The increased regulatory clarity provided by the flurry of recent legislation may be helping Africa’s local cryptocurrency industry. As discussed above, many of the most important crypto regulations enacted by Africa’s biggest countries came around early 2023. Check out the chart below, which compares relative growth in Sub-Saharan usage of local, homegrown crypto exchanges vs. international exchanges.
The consumer safety afforded by better regulations, the confidence those regulations give consumers, and local crypto businesses’ ability to comply with those regulations may be part of why local African exchanges have been outpacing international competitors on growth within the region since early 2023.
What’s next for Sub-Saharan Africa’s crypto economy?
The future of cryptocurrency in Sub-Saharan Africa looks bright, with large countries like Nigeria already taking their place as global leaders in crypto adoption. Increasing regulatory clarity throughout the region also appears to be bolstering growth, which local crypto operators appear primed to take advantage of. The key lesson though is the same we’ve gotten from studying emerging markets over the years: While residents of wealthier nations may have buy and sell more cryptocurrency than those of emerging markets, the latter has a greater day-to-day need for cryptocurrency, very much in line with the original vision for Bitcoin and the sector at large.
This material is for informational purposes only, and is not intended to provide legal, tax, financial, or investment advice. Recipients should consult their own advisors before making these types of decisions.

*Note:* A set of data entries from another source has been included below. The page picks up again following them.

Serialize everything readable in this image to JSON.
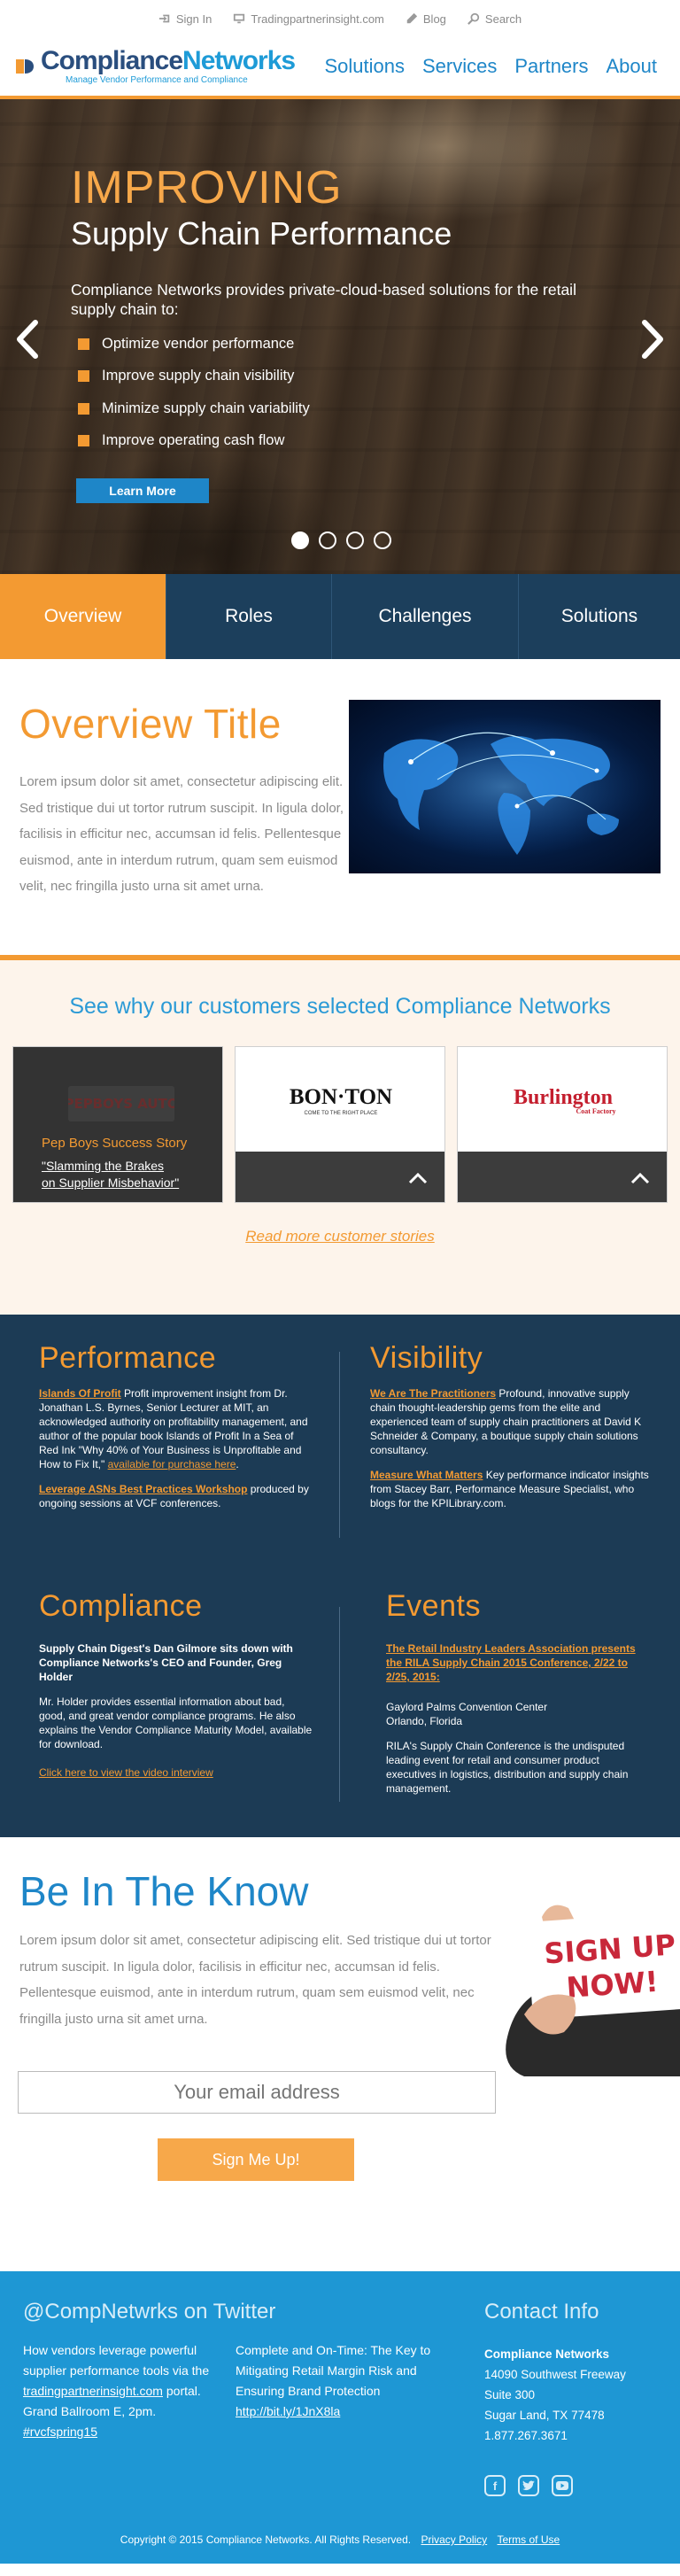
{
  "colors": {
    "orange": "#f39a32",
    "blue": "#1e86c8",
    "navy": "#1c3f5c",
    "footer_blue": "#1e97d4"
  },
  "utility": {
    "sign_in": "Sign In",
    "site": "Tradingpartnerinsight.com",
    "blog": "Blog",
    "search": "Search"
  },
  "logo": {
    "part1": "Compliance",
    "part2": "Networks",
    "tagline": "Manage Vendor Performance and Compliance"
  },
  "nav": {
    "items": [
      "Solutions",
      "Services",
      "Partners",
      "About"
    ]
  },
  "hero": {
    "title": "IMPROVING",
    "subtitle": "Supply Chain Performance",
    "description": "Compliance Networks provides private-cloud-based solutions for the retail supply chain to:",
    "bullets": [
      "Optimize vendor performance",
      "Improve supply chain visibility",
      "Minimize supply chain variability",
      "Improve operating cash flow"
    ],
    "button": "Learn More",
    "active_slide": 1,
    "slide_count": 4
  },
  "tabs": {
    "items": [
      "Overview",
      "Roles",
      "Challenges",
      "Solutions"
    ],
    "active": 0
  },
  "overview": {
    "title": "Overview Title",
    "body": "Lorem ipsum dolor sit amet, consectetur adipiscing elit. Sed tristique dui ut tortor rutrum suscipit. In ligula dolor, facilisis in efficitur nec, accumsan id felis. Pellentesque euismod, ante in interdum rutrum, quam sem euismod velit, nec fringilla justo urna sit amet urna."
  },
  "customers": {
    "title": "See why our customers selected Compliance Networks",
    "pepboys_logo": "PEPBOYS AUTO",
    "pepboys_caption": "Pep Boys Success Story",
    "pepboys_link_line1": "\"Slamming the Brakes",
    "pepboys_link_line2": "on Supplier Misbehavior\"",
    "bonton_logo": "BON·TON",
    "bonton_tag": "COME TO THE RIGHT PLACE",
    "burlington_logo": "Burlington",
    "burlington_tag": "Coat Factory",
    "read_more": "Read more customer stories"
  },
  "info": {
    "performance": {
      "title": "Performance",
      "p1_link": "Islands Of Profit",
      "p1_text": " Profit improvement insight from Dr. Jonathan L.S. Byrnes, Senior Lecturer at MIT, an acknowledged authority on profitability management, and author of the popular book Islands of Profit In a Sea of Red Ink \"Why 40% of Your Business is Unprofitable and How to Fix It,\" ",
      "p1_link2": "available for purchase here",
      "p2_link": "Leverage ASNs Best Practices Workshop",
      "p2_text": " produced by ongoing sessions at VCF conferences."
    },
    "visibility": {
      "title": "Visibility",
      "p1_link": "We Are The Practitioners",
      "p1_text": " Profound, innovative supply chain thought-leadership gems from the elite and experienced team of supply chain practitioners at David K Schneider & Company, a boutique supply chain solutions consultancy.",
      "p2_link": "Measure What Matters",
      "p2_text": " Key performance indicator insights from Stacey Barr, Performance Measure Specialist, who blogs for the KPILibrary.com."
    },
    "compliance": {
      "title": "Compliance",
      "headline": "Supply Chain Digest's Dan Gilmore sits down with Compliance Networks's CEO and Founder, Greg Holder",
      "body": "Mr. Holder provides essential information about bad, good, and great vendor compliance programs. He also explains the Vendor Compliance Maturity Model, available for download.",
      "link": "Click here to view the video interview"
    },
    "events": {
      "title": "Events",
      "link": "The Retail Industry Leaders Association presents the RILA Supply Chain 2015 Conference, 2/22 to 2/25, 2015:",
      "venue": "Gaylord Palms Convention Center",
      "city": "Orlando, Florida",
      "body": "RILA's Supply Chain Conference is the undisputed leading event for retail and consumer product executives in logistics, distribution and supply chain management."
    }
  },
  "know": {
    "title": "Be In The Know",
    "body": "Lorem ipsum dolor sit amet, consectetur adipiscing elit. Sed tristique dui ut tortor rutrum suscipit. In ligula dolor, facilisis in efficitur nec, accumsan id felis. Pellentesque euismod, ante in interdum rutrum, quam sem euismod velit, nec fringilla justo urna sit amet urna.",
    "email_placeholder": "Your email address",
    "button": "Sign Me Up!",
    "card_line1": "SIGN UP",
    "card_line2": "NOW!"
  },
  "footer": {
    "twitter_title": "@CompNetwrks on Twitter",
    "tweet1_pre": "How vendors leverage powerful supplier performance tools via the ",
    "tweet1_link": "tradingpartnerinsight.com",
    "tweet1_post": " portal. Grand Ballroom E, 2pm. ",
    "tweet1_tag": "#rvcfspring15",
    "tweet2_text": "Complete and On-Time: The Key to Mitigating Retail Margin Risk and Ensuring Brand Protection ",
    "tweet2_link": "http://bit.ly/1JnX8la",
    "contact_title": "Contact Info",
    "company": "Compliance Networks",
    "address1": "14090 Southwest Freeway",
    "address2": "Suite 300",
    "address3": "Sugar Land, TX  77478",
    "phone": "1.877.267.3671",
    "copyright": "Copyright © 2015 Compliance Networks. All Rights Reserved.",
    "privacy": "Privacy Policy",
    "terms": "Terms of Use"
  }
}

Chainalysis does not guarantee or warrant the accuracy, completeness, timeliness, suitability or validity of the information in this report and will not be responsible for any claim attributable to errors, omissions, or other inaccuracies of any part of such material.